The long and winding road to the Temole Mount
The long and winding road to the Temole Mount Arnon Segal

Jews and tourists who attempted to ascend the Temple Mount this week were subjected to long lines and waits of hours to enter the Temple compound, while Muslims were able to enter the area unhindered.

That, said Yehuda Glick of the Liba Project for Jewish Freedom at the Temple Mount, is a clear case of racism and discrimination.

“It is hard to believe that the state does not already recognize the Temple Mount as a Muslim site, with anyone who is a non-Muslim an unwelcome annoyance,” Glick said.

The lines emerged on Wednesday and Thursday, as hundreds of Jews sought to visit the Temple Mount that for Rosh Hodesh (the celebration of the new month) of the Hebrew month of Iyar. Jews and tourists are allowed to access the Mount only via the Mughrabi Gate adjacent to the Kotel, and already in the early hours of Wednesday people gathered to enter.

The Muslim gatekeepers worked at their usual slow pace, and very quickly a long line developed – stretching at times for dozens of meters, outside the Dung Gate of the Old City. The wait for some was hours.

“Police say that a half million tourists, meaning non-Muslims, visit the Mount annually, but it's clear that there are a million more who would like to visit but don't because of these long lines,” said Glick. “It's time that the government takes responsibility for visit procedures on the Mount.”

In recent weeks, Jews have become much more outspoken over the discrimination they face in visiting the Mount. On Tuesday, the Liba Project held a conference for Jewish Temple Mount prayer rights. Addressing the conference, Deputy Religious Affairs Minister Eli Ben-Dahan said that Israel needs to set regulations to arrange prayers on the Mount. I expect and trust that the prime minister and the Israeli government will adopt these regulations, give them legal standing, and allow any Jew who wants to ascend to the Temple Mount and pray there, to pray there."

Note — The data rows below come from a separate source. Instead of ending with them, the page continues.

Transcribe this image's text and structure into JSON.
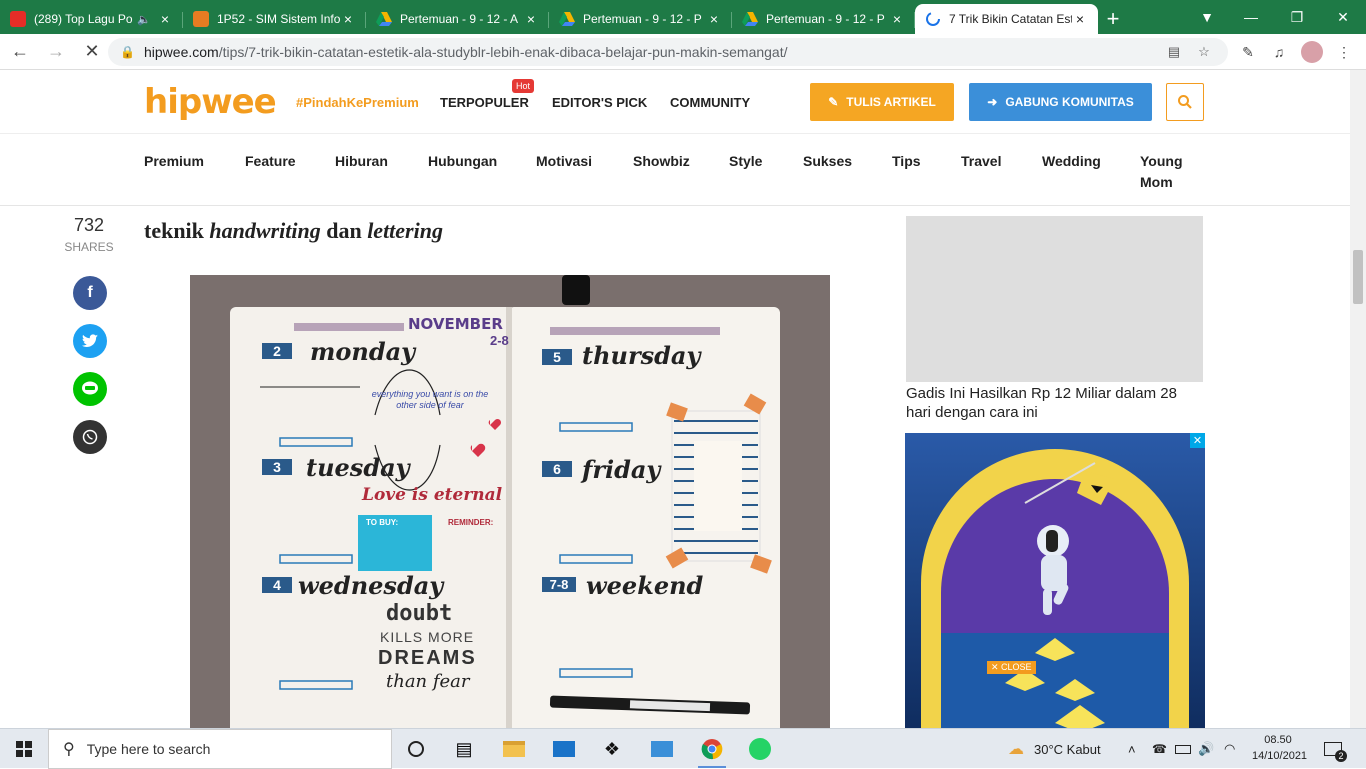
{
  "browser": {
    "tabs": [
      {
        "title": "(289) Top Lagu Po",
        "color": "#e52d27"
      },
      {
        "title": "1P52 - SIM Sistem Info",
        "color": "#e67c22"
      },
      {
        "title": "Pertemuan - 9 - 12 - A",
        "color": "#f4b400"
      },
      {
        "title": "Pertemuan - 9 - 12 - P",
        "color": "#f4b400"
      },
      {
        "title": "Pertemuan - 9 - 12 - P",
        "color": "#f4b400"
      },
      {
        "title": "7 Trik Bikin Catatan Est",
        "color": "#888888"
      }
    ],
    "url_domain": "hipwee.com",
    "url_path": "/tips/7-trik-bikin-catatan-estetik-ala-studyblr-lebih-enak-dibaca-belajar-pun-makin-semangat/"
  },
  "header": {
    "logo": "hipwee",
    "promo": "#PindahKePremium",
    "nav": [
      "TERPOPULER",
      "EDITOR'S PICK",
      "COMMUNITY"
    ],
    "hot_badge": "Hot",
    "write_btn": "TULIS ARTIKEL",
    "join_btn": "GABUNG KOMUNITAS"
  },
  "categories": [
    "Premium",
    "Feature",
    "Hiburan",
    "Hubungan",
    "Motivasi",
    "Showbiz",
    "Style",
    "Sukses",
    "Tips",
    "Travel",
    "Wedding",
    "Young Mom"
  ],
  "article": {
    "shares_count": "732",
    "shares_label": "SHARES",
    "lead_pre": "teknik ",
    "lead_em1": "handwriting",
    "lead_mid": " dan ",
    "lead_em2": "lettering",
    "journal": {
      "month": "NOVEMBER",
      "week": "2-8",
      "days": [
        "monday",
        "tuesday",
        "wednesday",
        "thursday",
        "friday",
        "weekend"
      ],
      "day_nums": [
        "2",
        "3",
        "4",
        "5",
        "6",
        "7-8"
      ],
      "quote_center": "everything you want is on the other side of fear",
      "love": "Love is eternal",
      "doubt": [
        "doubt",
        "KILLS MORE",
        "DREAMS",
        "than fear"
      ],
      "todo_title": "TO BUY:",
      "reminder_title": "REMINDER:"
    }
  },
  "sidebar": {
    "ad_caption": "Gadis Ini Hasilkan Rp 12 Miliar dalam 28 hari dengan cara ini",
    "ad_close": "CLOSE"
  },
  "taskbar": {
    "search_placeholder": "Type here to search",
    "weather": "30°C  Kabut",
    "time": "08.50",
    "date": "14/10/2021",
    "notifications": "2"
  }
}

The emergency conference, entitled "Returning the Temple Mount," was organized by Glick, following the repeated riots by Muslim visitors preventing Jews from accessing the site. "We came to say in a clear voice - enough is enough," declared Glick. "The situation of daily harassment of Jews on the Temple Mount cannot continue, not even for another moment." Glick called on the state to defend the rights of Jews to pray at the holy site, as a "sovereign and democratic nation."

Despite being the holiest site in Judaism, Jewish access to the Temple Mount is very limited - including a blanket ban on Jewish worship there - in what activists have condemned as a capitulation to Muslim extremism. Israeli police, in an attempt to appease the Muslim Waqf trust which was left in charge of the compound after the 1967 Six Day War, ban Jews from praying or performing any other form of worship.

On a visit to Israel last month, US Congressman Bill Johnson (R-OH) expressed his "shock" after witnessing anti-Jewish discrimination on the Temple Mount. Johnson, along with Congressman David McKinley (R-WV), were part of a small group of six people, led by Rabbi Chaim Richman of the Temple Institute, among hundreds of people queuing to visit the Mount, which is also the site of the Al Aqsa Islamic complex.

Rabbi Richman urged the legislators to pay attention to the difference between how their group - which included religious Jews - would be treated in comparison to other visitors to the Mount.

"No one knew who we were... that we were members of the U.S. Congress or anything like that," Johnson said. And it was that anonymity which enabled them to experience a ritual that is all too familiar to the countless Jews who have visited the Temple Mount.

"We were first in line," he recalls, but after handing their IDs to police as requested they were forced to wait until everyone else behind them ("and it was a long line!") filed through, before they were finally allowed to ascend.

"When we were finally allowed to go through we were followed very closely by a member of the Waqf," he recounted.

"It struck me how intimidating this gentleman was trying to be. He looked like someone out of a Hollywood movie - with his hair slicked back and his shades hiding his eyes so you couldn't see what he was looking at... he stayed pretty close to us, and followed us around wherever we went.

"The rabbi pointed out that if he were to take out his Torah or give any indication that he was exercising his freedom of worship on the Temple Mount by praying - or if any of us were to take out our Bibles and try to pray or express our religion on the Temple Mount... we could have been arrested and removed and incarcerated.

"This thug followed us everywhere we went and if we stopped and took too long in one place he would look at the Israeli police, who would say 'you need to keep your group moving.'"

Despite a police escort, the group was subjected to a torrent of verbal abuse by a group of female Muslim worshipers who, he noted with some irony, were engaged in "their own prayer services, their rituals" on the Mount, "something Jews are not allowed to do."